Whilst perusing the fantasy and science fiction section of one of our local library branches, I happened across "Tales Before Tolkien" edited by Douglas Anderson. The forward promised a view into the fantasy fiction that the godfather of modern fantasy, J.R.R. Tolkien read. Included as well were some works by authors that were known to Tolkien that he may or may not have read and works that no one reasonably suspects him to have read, but that certainly reflected the state of fantasy writing in the years before "The Hobbit" and "Lord of the Rings" were written and published.
In many ways, this book is an unbidden view into the workings of Tolkien's fantasy world. If the avid Tolkien reader imagines that all of the fantastic characters and circumstances simply bubbled up as works of his unique ingenuity, then "Tales Before Tolkien" will disabuse that reader of such wild thoughts. Having loved lingering over Tolkien's use of language to present such a unique world, it was a bit of a disappointment to discover that the idea of confusing trolls by speaking while invisible was not a unique idea. Nor was the concept of elves as illusive beings that live from an almost unworldly, exclusive perspective.
One of the tales included is "Puss-Cat Mew" that was written by E.H. Knatchbull-Hugessen in 1869. Tolkien was read to from a collection that included this story. There are many elements within this story that are reflected, amplified, and refined by Mr. Tolkien in his writing. I won't spoil the surprise as to which elements those might be.
Only one or two of the stories were really difficult to get through. Those few stories contained lengthy passages that threatened to become nearly Randian in their length of prose and depth of minutia. I will confess to skipping past a couple of them.
My favorite tale of the collection was "The Regent of the North" written by Kenneth Morris. Mr. Morris' work was almost certainly unknown to Tolkien. Yet he evoked a certain sense of perspective that most any Tolkienian dwarf would find comforting.
"The Regent" tells the tale of a Viking lord who is sorely disappointed that his king has adopted this "new" Christian faith. The lord sees Christ as a weak deity that is unworthy of the allegiance of decent Viking men. Rather that submit to his king's command that the lord should come and accept this new faith, the lord flatly refuses in the hope that his king will attack his keep. Better to die as a man fighting for that in which he believes than to kneel and scrape to weakling idol.
The king, in a fashion worthy of his new faith, offers forbearance and tolerance to his vassal lord. "I will not trouble with you" the king sends in response the lord's outright challenge.

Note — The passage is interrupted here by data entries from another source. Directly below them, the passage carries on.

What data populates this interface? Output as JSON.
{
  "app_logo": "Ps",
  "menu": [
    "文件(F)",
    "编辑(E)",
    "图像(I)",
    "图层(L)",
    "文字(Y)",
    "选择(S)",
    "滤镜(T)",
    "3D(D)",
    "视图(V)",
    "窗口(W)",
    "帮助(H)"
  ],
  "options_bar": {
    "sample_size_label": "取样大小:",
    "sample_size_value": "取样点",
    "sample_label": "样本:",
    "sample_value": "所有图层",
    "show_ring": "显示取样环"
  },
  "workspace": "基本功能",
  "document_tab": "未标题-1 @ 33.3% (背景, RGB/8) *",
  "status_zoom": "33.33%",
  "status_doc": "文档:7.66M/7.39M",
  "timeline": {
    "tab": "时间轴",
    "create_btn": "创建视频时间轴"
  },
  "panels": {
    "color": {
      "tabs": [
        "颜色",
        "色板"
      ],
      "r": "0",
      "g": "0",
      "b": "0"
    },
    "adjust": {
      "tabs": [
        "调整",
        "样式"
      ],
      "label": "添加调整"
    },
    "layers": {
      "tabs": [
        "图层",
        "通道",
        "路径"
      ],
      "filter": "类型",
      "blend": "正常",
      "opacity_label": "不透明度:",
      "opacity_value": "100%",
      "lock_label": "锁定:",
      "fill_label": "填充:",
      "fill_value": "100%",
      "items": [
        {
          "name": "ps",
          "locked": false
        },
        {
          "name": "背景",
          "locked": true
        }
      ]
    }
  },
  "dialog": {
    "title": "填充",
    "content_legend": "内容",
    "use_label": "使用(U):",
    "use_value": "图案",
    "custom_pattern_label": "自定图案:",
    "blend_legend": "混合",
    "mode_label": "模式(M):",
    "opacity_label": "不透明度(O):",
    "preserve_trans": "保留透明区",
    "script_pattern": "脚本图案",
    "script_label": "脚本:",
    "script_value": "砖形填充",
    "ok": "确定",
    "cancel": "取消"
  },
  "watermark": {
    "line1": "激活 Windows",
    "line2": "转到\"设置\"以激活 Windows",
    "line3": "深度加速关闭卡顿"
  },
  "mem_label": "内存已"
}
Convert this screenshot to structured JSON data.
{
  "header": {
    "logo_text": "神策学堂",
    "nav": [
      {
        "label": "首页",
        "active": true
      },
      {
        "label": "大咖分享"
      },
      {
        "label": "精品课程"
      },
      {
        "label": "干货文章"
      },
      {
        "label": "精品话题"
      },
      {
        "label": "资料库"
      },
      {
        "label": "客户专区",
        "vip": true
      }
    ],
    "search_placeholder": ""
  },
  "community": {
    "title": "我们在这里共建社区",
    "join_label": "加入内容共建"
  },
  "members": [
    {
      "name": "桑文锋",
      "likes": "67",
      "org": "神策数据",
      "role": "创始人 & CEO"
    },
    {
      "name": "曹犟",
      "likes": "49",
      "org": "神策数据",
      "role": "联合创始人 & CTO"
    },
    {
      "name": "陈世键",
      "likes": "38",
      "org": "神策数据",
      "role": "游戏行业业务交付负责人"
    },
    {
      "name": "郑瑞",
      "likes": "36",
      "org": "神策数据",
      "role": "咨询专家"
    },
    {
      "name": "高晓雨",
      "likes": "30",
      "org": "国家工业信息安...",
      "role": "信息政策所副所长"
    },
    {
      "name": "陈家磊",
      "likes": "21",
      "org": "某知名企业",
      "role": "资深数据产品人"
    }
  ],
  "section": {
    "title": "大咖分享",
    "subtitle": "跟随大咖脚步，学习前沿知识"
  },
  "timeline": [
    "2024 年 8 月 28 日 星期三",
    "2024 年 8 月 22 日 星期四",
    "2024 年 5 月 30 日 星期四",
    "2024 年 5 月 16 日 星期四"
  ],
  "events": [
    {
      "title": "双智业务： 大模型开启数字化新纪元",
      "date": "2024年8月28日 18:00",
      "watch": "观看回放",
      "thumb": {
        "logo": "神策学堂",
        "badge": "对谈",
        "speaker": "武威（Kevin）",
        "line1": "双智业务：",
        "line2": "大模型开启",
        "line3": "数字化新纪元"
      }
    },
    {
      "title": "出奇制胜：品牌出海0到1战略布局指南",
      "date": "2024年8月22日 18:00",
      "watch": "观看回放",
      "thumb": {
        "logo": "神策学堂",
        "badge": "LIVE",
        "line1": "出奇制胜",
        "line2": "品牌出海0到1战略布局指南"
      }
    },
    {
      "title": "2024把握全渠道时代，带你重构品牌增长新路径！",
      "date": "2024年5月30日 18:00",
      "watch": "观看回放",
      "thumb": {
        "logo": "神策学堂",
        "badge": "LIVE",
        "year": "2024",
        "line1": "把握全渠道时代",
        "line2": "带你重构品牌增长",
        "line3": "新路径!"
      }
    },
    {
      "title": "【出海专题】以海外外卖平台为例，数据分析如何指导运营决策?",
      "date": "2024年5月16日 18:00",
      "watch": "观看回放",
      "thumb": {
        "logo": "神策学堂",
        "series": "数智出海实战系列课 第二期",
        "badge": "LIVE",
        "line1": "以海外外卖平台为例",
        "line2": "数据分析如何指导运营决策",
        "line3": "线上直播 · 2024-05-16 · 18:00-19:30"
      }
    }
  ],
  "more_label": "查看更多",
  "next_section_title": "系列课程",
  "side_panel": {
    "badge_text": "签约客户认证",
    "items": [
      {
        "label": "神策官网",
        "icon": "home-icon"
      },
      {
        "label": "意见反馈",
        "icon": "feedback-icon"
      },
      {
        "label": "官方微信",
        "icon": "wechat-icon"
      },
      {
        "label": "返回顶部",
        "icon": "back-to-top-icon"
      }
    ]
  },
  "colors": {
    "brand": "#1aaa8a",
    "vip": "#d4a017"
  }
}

The lord is incensed at being essentially dismissed to live out his days being ignored by his king. After raging about for a week, the he sends for his fifty most loyal men. He proposed that those who were willing accompany him as he went a-viking. They would sail forth to raid and rend. They would fight the ocean and the elements if no better foes could be found. And if death should find them during their travels, then they would die manly deaths on their feet rather than joining the mass of ignoble races answering jangling church bells to offer ignoble prayers.
By the end of the story, all of the lord's men have died at sea. His ships were wrecked on a far northern coast. He has ridden a lengthy sleigh ride pulled by a lone reindeer and finds himself surrounded by a pack of wolves.
Battle with a worthy foe is about to commence.
This story spoke to me from two perspectives. One is the larger narrative of the relative virtues of living such a physical life. The lord is presented to the reader as a positive character who virtuously defends his country, his people, and his keep with enthusiasm. Were it not for his king's conversion, the lord would have been venerated in old age or death for his faithful and manly service.
In our laudable pursuit of equality among the genders, I fear that we have denigrated the manly defense of justice, honor, and defense of the defenseless.
The second perspective was that of religion. Never fear, dear reader. I am not some blossoming Odinic novitiate. I'm not looking to put the Thor back in Thorsday.
What I am is skeptical about all religions. Might there be some sort of higher power out there? Might we be the mote in a deity's eye?
Perhaps. If there is, then I reasonably suspect that he/she/they have expended the fullest fraction of their interest in planting us here on planet Earth that will ever be expended. I also reasonably suspect that they have nothing to do with any of the texts that are associated with any religion; past, present, or future.
Or perhaps not.
I see little difference between either conclusion given the lack of divine interaction.
I share our protagonist's skepticism regarding Christianity even though I do not share his alternative.
This collection was an interesting read and worth your time.
Also edited by Mr. Anderson is "Tales Before Narnia". I haven't read it, but given the quality of the Tolkien tome, I think this one might be worthwhile for Narnia fans.